One day, over lunch, my friend told me he hates eating. If he was able to just get the nutrients, energy and whatever else comes from eating without eating, he would do it in a heartbeat. Not only did it seem like a weird thing to just blurt out, but it was a crazy notion to me because I loved eating. The smells, the tastes all were awesome to me when I was having a decent to great meal. Why would I ever want to not have those experiences? There have been many movies on the subject of food. Some good, like Ratatouille and some are downright awful like The Last Supper. Now comes Jon Favreau’s version of a food movie. Could he do with that subject what he successfully did with comic books?

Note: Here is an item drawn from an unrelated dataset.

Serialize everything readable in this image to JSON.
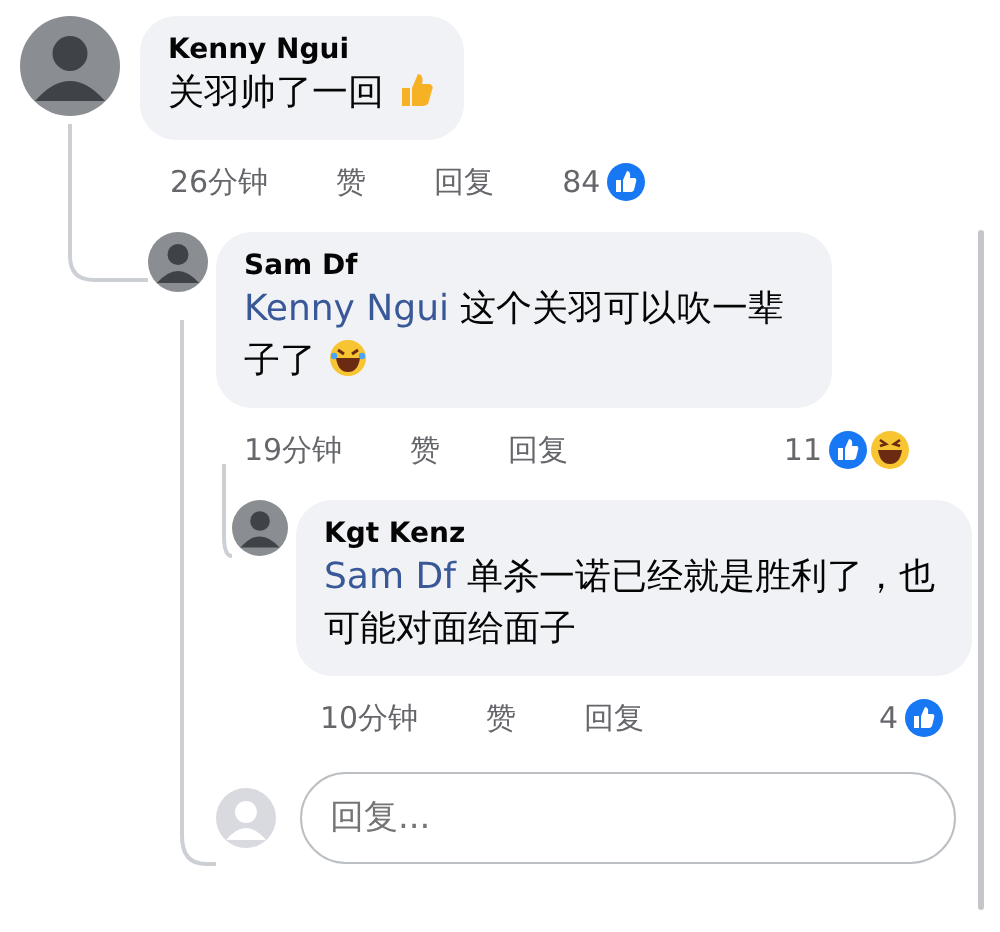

Carl Casper (Favreau) is a successful chef at a fancy Los Angeles restaurant. A food critic is coming to his diner and he excitedly plans a menu that brings forth his passion for cooking. Tony (Dustin Hoffman) the owner of the restaurant pulls rank and tells Carl to cook the regular menu. When the critic decimates the food that is set before him in a scathing blog article, Carl is distraught to the point of quitting his job when Tony won’t allow him to try it again with the food critic. With no job he reluctantly agrees to go with his ex-wife (Sofia Vergara) to Florida to watch their son (Emjay Anthony) while she does business. While there he decides to buy a dilapidated food truck and turn it into a truck that serves Cuban food. With the help of his son and former assistant chef Martin (John Leguizamo) they drive the truck across the country along the way stopping here and there to make food. All along the way, they grow in popularity and Carl and his son begin to connect in a way they hadn’t before.
Favreau has made another great movie, which I hope he continues after the deplorable Cowboys vs. Aliens. This is one of the better movies so far this year and it is all because of an intimate script, great casting, wonderful cinematography, a love for the subject matter and a touching story that draws the audience in directly. There is humor, drama and at times a little tear duct manipulation. Favreau is great as the main character adding an enthusiasm to his character for what he does that seeps through the screen. John Leguizamo provides most of the laughs but some added heart as well. Scarlet Johansson, as the hostess at the fancy restaurant isn’t given a lot of screen time, but what she does to help progress the story along is good. Sofia Vergara is also really good as the ex-wife and does well with her flirtatious nature with Favreaus character. Anthony as the young son needing his dad’s love and attention was great casting here because he nails it as a kid that wants to act mature but is still hinting at those childhood insecurities. His scenes together with Favreau are the highlights of the film. Another highlight is a great cameo appearance from a Favreau favorite.
Chef is a highly personal film that speaks volumes about the need a child has for his father. How fathers need to be highly involved with their kids and the importance of family. I hate admitting it, but there were scenes in this film between the father and son that got me chocked up. They were very well done and were not manipulative, just honest. Favreau is able to make a very truthful and engaging story that is pro family and one that explores what moves us and drives us as people. While his character is trying to rekindle his love for making good food he is using it as a powerful metaphor and rekindling the love for family. Great film.
3 and ½ stars out of 4